I have a human model with an animation. If that animation is over, the prog starts another one. The only problem is, that the first anim and the next are not ‘connected’ to each other. I mean, there is like a rupture, a sudden jump from one anim to the other.
I decided to create a tween animation (I think it is called like that) which connects the two. I just define how many steps (frames) this tween anim will last and then the app should calculate the rotations between the last frame’s and the first frame’s rotations.
Can someone tell me, how I can ‘connect’ them? Do I have to use quaternions, or does OpenGL have something for this?
I mean, surely not by dividing the angle, x,y,and z axis to 10 parts (for a 10 frame tween) and add these portions together frame by frame…
Hey Fortikur, is this a skeletal or key-frame animation?
For tweening key-frames, like Quake2 models, usually a simple lerp (Linear intERPolation) is performed.
For skeletal stuff, like Doom3 models, quaternions can be use to slerp (Spherical Linear intERPolation) between poses. And then a skin is fitted over the resulting pose.
For stuff in between, like Quake3 models, a hybrid approch can be used. It all really depends on what you’re doing.
It’s a key frame animation. No bones are used. I will see what I can find about linear interpolation math on the web.
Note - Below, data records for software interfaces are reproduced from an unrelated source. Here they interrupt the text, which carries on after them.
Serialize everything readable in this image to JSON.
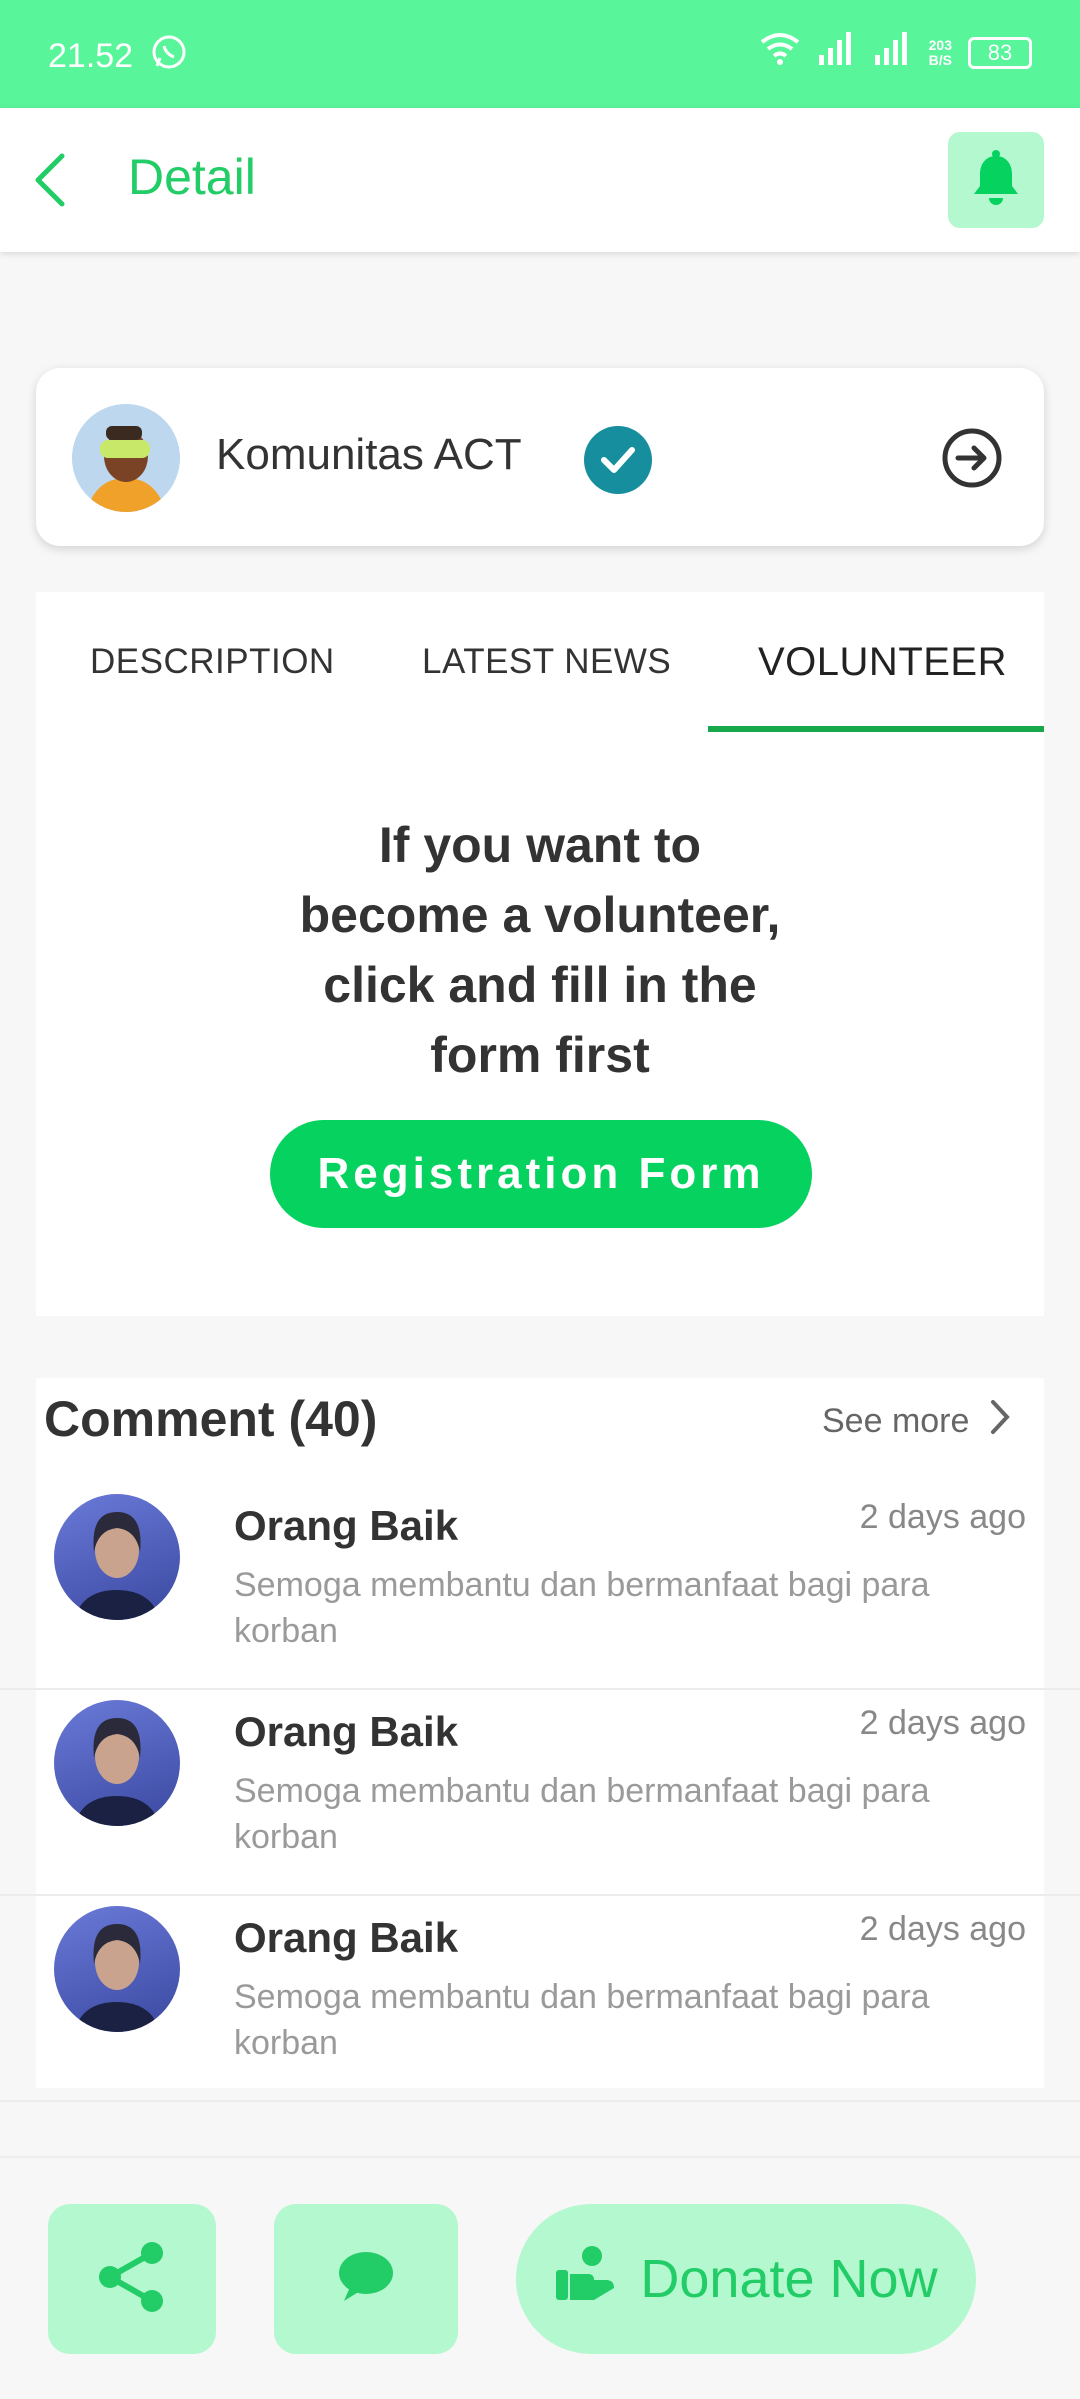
{
  "status_bar": {
    "time": "21.52",
    "speed_top": "203",
    "speed_bottom": "B/S",
    "battery": "83"
  },
  "header": {
    "title": "Detail"
  },
  "organization": {
    "name": "Komunitas ACT"
  },
  "tabs": [
    {
      "label": "DESCRIPTION"
    },
    {
      "label": "LATEST NEWS"
    },
    {
      "label": "VOLUNTEER"
    }
  ],
  "volunteer": {
    "lines": [
      "If you want to",
      "become a volunteer,",
      "click and fill in the",
      "form first"
    ],
    "button": "Registration Form"
  },
  "comments": {
    "title": "Comment (40)",
    "see_more": "See more",
    "items": [
      {
        "name": "Orang Baik",
        "time": "2 days ago",
        "text": "Semoga membantu dan bermanfaat bagi para korban"
      },
      {
        "name": "Orang Baik",
        "time": "2 days ago",
        "text": "Semoga membantu dan bermanfaat bagi para korban"
      },
      {
        "name": "Orang Baik",
        "time": "2 days ago",
        "text": "Semoga membantu dan bermanfaat bagi para korban"
      }
    ]
  },
  "bottom": {
    "donate": "Donate Now"
  },
  "colors": {
    "status_bar": "#58f59a",
    "primary": "#22cc66",
    "button": "#05d25f",
    "light_green": "#b4f8cf",
    "verified": "#178e9e"
  }
}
I hope this will work (I’m almost sure).
Thank you for the answer - and the term I have to look for.
Yeah, for playing key-frame animations, where you’re playing a series of composed vertex frames, you can lerp between the frames of the animation.
Let’s say you have some vertex from frame 1, V1, and its corresponding vertex in frame 2, V2. To find the tweened vertex, lerp between the 2 vertices based on the animation time between them:
V = V1 + (V2 - V1) * t,
V = V1 * (1-t) + V2 * t,
where t is in [0,1]. You could also think of t as the fractional part of the frame number, and let the floating-point frame number increase based on time.
You can interpolate other vertex attributes this way as well, including normals (you may need to normalize afterwards). OpenGL can do this normalization for you if you glEnable( GL_NORMALIZE ) (in case you didn’t know).
Then you can issue your GL calls with an intepolated set of vertices, possibly using vertex buffers, for example.
The tricky part is dealing with a change of sequence in the midst of a currently playing animation. It’s perhaps easier to let the current sequence reach a whole frame number, then begin a lerp to the new sequence. Otherwise, a bilinear interpolation could be used to take the current linear interpolation to the beginning of the next sequence.
Anyway, I hope this helps.